**Work instructions**
Without the images, write out the whole listing exactly.

Segment Start: Input data

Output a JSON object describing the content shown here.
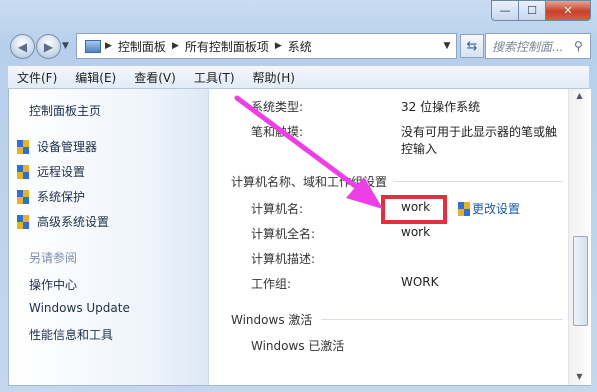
{
  "caption": {
    "min": "—",
    "max": "☐",
    "close": "✕"
  },
  "nav": {
    "breadcrumb": [
      "控制面板",
      "所有控制面板项",
      "系统"
    ],
    "search_placeholder": "搜索控制面...",
    "back_icon": "back-arrow",
    "forward_icon": "forward-arrow"
  },
  "menu": [
    "文件(F)",
    "编辑(E)",
    "查看(V)",
    "工具(T)",
    "帮助(H)"
  ],
  "sidebar": {
    "home": "控制面板主页",
    "tasks": [
      "设备管理器",
      "远程设置",
      "系统保护",
      "高级系统设置"
    ],
    "see_also": "另请参阅",
    "related": [
      "操作中心",
      "Windows Update",
      "性能信息和工具"
    ]
  },
  "system": {
    "type_label": "系统类型:",
    "type_value": "32 位操作系统",
    "pen_label": "笔和触摸:",
    "pen_value_1": "没有可用于此显示器的笔或触",
    "pen_value_2": "控输入"
  },
  "computer": {
    "section": "计算机名称、域和工作组设置",
    "name_label": "计算机名:",
    "name_value": "work",
    "change_link": "更改设置",
    "fullname_label": "计算机全名:",
    "fullname_value": "work",
    "desc_label": "计算机描述:",
    "workgroup_label": "工作组:",
    "workgroup_value": "WORK"
  },
  "activation": {
    "section": "Windows 激活",
    "status": "Windows 已激活"
  },
  "annotation_colors": {
    "arrow": "#ee3fe6",
    "highlight_box": "#e0303f"
  }
}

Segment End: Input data

**Answer section**
Output a JSON object describing the content shown here.
{
  "caption": {
    "min": "—",
    "max": "☐",
    "close": "✕"
  },
  "nav": {
    "breadcrumb": [
      "控制面板",
      "所有控制面板项",
      "系统"
    ],
    "search_placeholder": "搜索控制面...",
    "back_icon": "back-arrow",
    "forward_icon": "forward-arrow"
  },
  "menu": [
    "文件(F)",
    "编辑(E)",
    "查看(V)",
    "工具(T)",
    "帮助(H)"
  ],
  "sidebar": {
    "home": "控制面板主页",
    "tasks": [
      "设备管理器",
      "远程设置",
      "系统保护",
      "高级系统设置"
    ],
    "see_also": "另请参阅",
    "related": [
      "操作中心",
      "Windows Update",
      "性能信息和工具"
    ]
  },
  "system": {
    "type_label": "系统类型:",
    "type_value": "32 位操作系统",
    "pen_label": "笔和触摸:",
    "pen_value_1": "没有可用于此显示器的笔或触",
    "pen_value_2": "控输入"
  },
  "computer": {
    "section": "计算机名称、域和工作组设置",
    "name_label": "计算机名:",
    "name_value": "work",
    "change_link": "更改设置",
    "fullname_label": "计算机全名:",
    "fullname_value": "work",
    "desc_label": "计算机描述:",
    "workgroup_label": "工作组:",
    "workgroup_value": "WORK"
  },
  "activation": {
    "section": "Windows 激活",
    "status": "Windows 已激活"
  },
  "annotation_colors": {
    "arrow": "#ee3fe6",
    "highlight_box": "#e0303f"
  }
}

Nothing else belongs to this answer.